While this original sequence works well enough, I think the shorter sequence without “Empty Spaces which was what was ultimately released works much better in building up the drama of the narrative.
The Secret Message in Empty Spaces
There’s a secret message over the mechanical sounding intro of the album version of “Empty Spaces”. It’s a backwards-masked message that starts at about the 1m 12s mark in the track and goes right to the post. Reversed and corrected, the message says:
Spoken By Roger: “Congratulations. You have just discovered the secret message. Please send your answer to ‘Old Pink’, care of the funny farm, Chalfont…”
Producer James Guthrie: “Roger, Carolyne’s on the phone…”

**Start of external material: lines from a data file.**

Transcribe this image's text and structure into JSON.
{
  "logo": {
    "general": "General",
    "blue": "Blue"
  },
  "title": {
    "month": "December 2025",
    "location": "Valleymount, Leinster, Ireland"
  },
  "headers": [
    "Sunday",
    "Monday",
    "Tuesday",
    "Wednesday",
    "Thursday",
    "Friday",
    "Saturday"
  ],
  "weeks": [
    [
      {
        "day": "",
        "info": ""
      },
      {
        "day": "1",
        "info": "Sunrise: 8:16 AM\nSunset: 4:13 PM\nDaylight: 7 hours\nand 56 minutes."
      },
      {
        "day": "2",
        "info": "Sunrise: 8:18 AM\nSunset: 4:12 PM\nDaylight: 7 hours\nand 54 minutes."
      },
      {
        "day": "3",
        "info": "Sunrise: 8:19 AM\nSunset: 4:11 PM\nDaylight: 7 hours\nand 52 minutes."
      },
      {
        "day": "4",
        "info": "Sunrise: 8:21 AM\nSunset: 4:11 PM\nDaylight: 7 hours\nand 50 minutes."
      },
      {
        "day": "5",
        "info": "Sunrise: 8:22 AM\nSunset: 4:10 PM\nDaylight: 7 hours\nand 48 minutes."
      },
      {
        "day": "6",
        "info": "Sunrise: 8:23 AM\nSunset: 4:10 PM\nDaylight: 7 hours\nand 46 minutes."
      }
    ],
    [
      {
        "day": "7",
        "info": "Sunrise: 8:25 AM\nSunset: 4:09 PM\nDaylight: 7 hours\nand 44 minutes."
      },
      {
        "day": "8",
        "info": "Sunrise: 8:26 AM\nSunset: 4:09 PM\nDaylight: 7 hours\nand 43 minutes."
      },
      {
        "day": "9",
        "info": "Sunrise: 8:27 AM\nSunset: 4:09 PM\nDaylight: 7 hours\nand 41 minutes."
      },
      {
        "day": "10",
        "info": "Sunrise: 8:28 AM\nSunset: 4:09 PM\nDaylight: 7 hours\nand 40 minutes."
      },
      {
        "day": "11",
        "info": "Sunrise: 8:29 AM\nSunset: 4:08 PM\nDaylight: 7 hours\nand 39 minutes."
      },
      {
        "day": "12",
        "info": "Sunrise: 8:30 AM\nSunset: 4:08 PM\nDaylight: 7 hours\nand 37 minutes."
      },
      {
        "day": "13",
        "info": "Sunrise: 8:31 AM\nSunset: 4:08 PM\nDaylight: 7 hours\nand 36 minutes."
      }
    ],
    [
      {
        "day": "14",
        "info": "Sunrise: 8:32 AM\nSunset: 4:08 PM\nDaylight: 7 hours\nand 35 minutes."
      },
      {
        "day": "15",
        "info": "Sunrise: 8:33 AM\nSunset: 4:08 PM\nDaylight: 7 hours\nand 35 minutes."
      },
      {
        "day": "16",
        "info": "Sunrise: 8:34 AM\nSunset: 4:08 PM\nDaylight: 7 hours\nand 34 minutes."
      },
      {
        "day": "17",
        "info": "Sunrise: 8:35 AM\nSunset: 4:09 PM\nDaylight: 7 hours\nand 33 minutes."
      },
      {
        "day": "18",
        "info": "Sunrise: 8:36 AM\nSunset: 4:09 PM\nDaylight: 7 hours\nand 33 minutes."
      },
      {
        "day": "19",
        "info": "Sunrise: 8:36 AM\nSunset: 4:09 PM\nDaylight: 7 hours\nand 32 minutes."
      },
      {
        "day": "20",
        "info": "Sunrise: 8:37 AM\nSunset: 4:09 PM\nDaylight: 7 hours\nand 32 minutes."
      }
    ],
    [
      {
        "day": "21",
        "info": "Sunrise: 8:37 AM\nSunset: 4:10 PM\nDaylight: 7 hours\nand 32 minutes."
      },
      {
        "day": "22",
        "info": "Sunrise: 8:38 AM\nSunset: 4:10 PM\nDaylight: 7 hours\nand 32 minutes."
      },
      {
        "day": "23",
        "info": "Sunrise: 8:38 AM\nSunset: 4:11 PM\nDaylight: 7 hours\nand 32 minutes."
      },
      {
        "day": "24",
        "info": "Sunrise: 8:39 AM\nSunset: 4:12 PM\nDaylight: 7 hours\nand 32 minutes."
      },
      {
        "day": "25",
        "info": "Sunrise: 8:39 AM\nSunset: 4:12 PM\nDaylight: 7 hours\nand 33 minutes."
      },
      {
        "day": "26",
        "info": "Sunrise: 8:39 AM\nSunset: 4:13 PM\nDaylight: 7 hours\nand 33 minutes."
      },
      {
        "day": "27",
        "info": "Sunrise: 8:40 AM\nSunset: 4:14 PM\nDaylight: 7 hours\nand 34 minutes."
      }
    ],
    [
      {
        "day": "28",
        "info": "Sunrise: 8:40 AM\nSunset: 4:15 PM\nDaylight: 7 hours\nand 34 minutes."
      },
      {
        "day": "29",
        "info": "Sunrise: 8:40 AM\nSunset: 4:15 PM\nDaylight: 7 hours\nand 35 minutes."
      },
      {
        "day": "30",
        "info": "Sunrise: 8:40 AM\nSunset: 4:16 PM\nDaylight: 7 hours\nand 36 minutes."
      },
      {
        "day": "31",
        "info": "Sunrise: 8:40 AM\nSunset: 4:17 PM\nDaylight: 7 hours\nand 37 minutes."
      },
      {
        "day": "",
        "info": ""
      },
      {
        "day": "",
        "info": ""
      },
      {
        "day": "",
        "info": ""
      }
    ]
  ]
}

Carolyne refers to Lady Carolyne Christie, Roger’s wife at the time. They divorced in 1992. “‘Old Pink,’ care of the funny farm” might be a veiled reference to original Pink Floyd band member Syd Barrett, who was rumored to have been an “acid casualty” and suffered the effects from the late 1960’s until his death in 2006.
In a 2014 interview with Sonic Reality’s Dave Kerzner, Nick Mason explained the secret message (and it’s not what you think):
“At the time, people were always looking for messages in albums. So we thought, ‘Oh, well. We better do one.’” And although The Wall isn’t exactly known for being a laugh a minute, this is one moment that offers a bit of comic relief. When played in reverse, the backward-masked bit says “Congratulations. You have just discovered the secret message.””
When asked if it had any meaning, Mason’s reply was “It’s complete nonsense.”
Some of the copies of the US promo LP released to radio stations in 1979 were mastered without the backward message. According to The Pink Floyd Archives, Columbia Records US pressed 13 different vinyl masterings of the promo copies (I have not yet been able to find which matrix numbers are missing the backward message). Given the fact that at the time, radio station copies of albums were often played to death, this is a true rarity if you can find one.
Last updated: August 20, 2017